Do we really want politics to rule (and ruin) our days?

Craig Hall, Publisher

Craig Hall, Publisher

My last column begged the question, “Do we really want every relationship to be based on politics?” In other words, do we only want to associate with people and maintain business relationships with folks who think exactly the same way we do? Since it’s impossible for someone to think exactly as you do (and thank God our founders knew this to be a self-evident truth and included a person’s ability to think for themselves as an inalienable right) I find this question worthy of more consideration.

One of the most glaring statements made to me after my column on the nomination of Brett Kavanaugh to the Supreme Court came from a caller who said that maybe it’s time to only do business with people who think like them, who want the country and government to do as they see fit and only give money to groups like the ACLU who believe as they do. As I thought about it, my concerns grew.

The American Civil Liberties Union should be the biggest supporter of free speech in our country. Now I know —and you know — it isn’t. It has become a mouthpiece and lawsuit lover for almost all things left in our country. But think about the statement of my caller. In a nutshell, the caller wanted to give money to a group because what it does in reality is what that caller wants, which is the polar opposite of what the ACLU claims as its mission. There are reasons galore conservatives don’t give money to the ACLU and fight them in court. Most of them are because of its political actions. Those actions are also the same reason liberals give to the group in abundance. And yes, the same thing can be said of groups on the left and right I’d need the space of 100 columns to cover.

But that’s not my point. My point here, along with the confusion it causes, is that more Americans are going about their daily lives scattered in thought and shunning relationships and life due to politics. If politics can get in the way of a group created to defend the rights of individuals, it can get in the way of individuals themselves. And that’s we have today in America, people doing, associating, talking and living based on politics first, with all our beliefs, hopes, dreams and freedoms coming in everywhere from a distant second to dead last.

That’s exactly the opposite of how things should be. But it’s what we’ve become. And to me, it’s the true definition of “identity politics.”

Many people identify with Republicans or Democrats in terms of how they vote — mostly because we’re only given two choices with a realistic chance of winning. But I’m finding more and more people actually BECOMING how they think politically. How else can someone make a statement saying, “I only want to do business with people who think like me and support my political ideals?” While I know that’s impossible, I also know one other thing: They better hope their customers don’t think the same way.

While that identity politics example shows how disastrous it can be for one’s business, I have a more important example of what identity politics is doing to us personally. It’s not only destroying America, it’s destroying Americans.
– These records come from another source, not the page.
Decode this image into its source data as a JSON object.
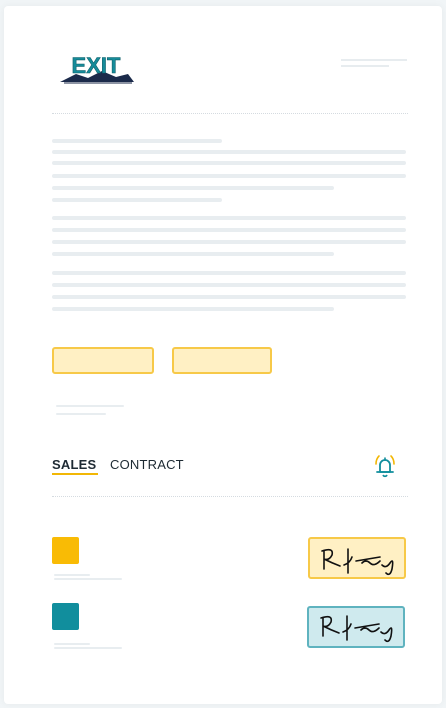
{
  "brand": {
    "logo_text": "EXIT",
    "colors": {
      "logo_teal": "#168c9a",
      "logo_navy": "#1b2a4a"
    }
  },
  "tabs": [
    {
      "label": "SALES",
      "active": true
    },
    {
      "label": "CONTRACT",
      "active": false
    }
  ],
  "icons": {
    "notification": "bell-ringing-icon"
  },
  "signers": [
    {
      "color": "#f9bb05",
      "signature_style": "yellow-box"
    },
    {
      "color": "#118e9d",
      "signature_style": "teal-box"
    }
  ],
  "colors": {
    "accent_yellow": "#f7c948",
    "accent_teal": "#118e9d",
    "field_fill": "#fff0c4"
  }
}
Tell me if you’ve had a day like this as I have: You get up in the morning and instead of taking time for your morning coffee and reflection (mine is supposed to be for devotions, but you might meditate or just enjoy the scenery on the patio) you log onto Facebook. W hat pops up? That’s right, a political meme about which you just have to make a comment. Perhaps you’re thinking, just a small comment to get the chat going in the right direction or a quick joke to add some humor to the topic. But then someone responds and, two hours later, your day is shot.

Why is this phenomenon occurring all too frequently? It’s because one group or another is determining just what is or isn’t free speech. And if eyes were open, one would realize the last groups that should be doing this are folks like the ACLU, Facebook, Twitter and main stream media. Yet, that’s where most go to find their version of free speech because these groups wield all too much power in that arena. Hence, these groups and their thinking become one’s identity because they get to be right and they get to win.

Want an example closer to home? Try doing the same identity thinking with your ex (spouse, partner, friend) and tell me how emotional you become in that exchange. Not good. And just as strong as one’s hostility can become towards a high-conflict ex (again, insert what kind here), it can become the same between people and friends in how they think politically. When it’s done via keyboard and screen, it’s even worse. Tell me how your day goes after this kind of interaction.

Maybe it’s time to remember one thing: At some point you loved and respected and communicated with the person on the other side of the politics on an intimate level. Maybe it’s time to find that again instead of losing our lives and each other.

After all, there’s plenty of future Americans counting on us. Let’s talk.

About
Since June of 2000, Craig Hall has been the owner/publisher of the Grand Valley Business Times. He can reached at 970-424-5133 or publisher@thebusinesstimes.com
Read More Articles by

Short URL: https://thebusinesstimes.com/?p=24791

Posted by on Aug 7 2018. Filed under From The Publisher, Opinion. You can follow any responses to this entry through the RSS 2.0. You can skip to the end and leave a response. Pinging is currently not allowed.

Post Your Thoughts Below

Sponsor

Past Articles

The Business Times Newspaper . 609 North Avenue Suite #2 . Grand Junction, CO 81501 . 970-424-5133
Log in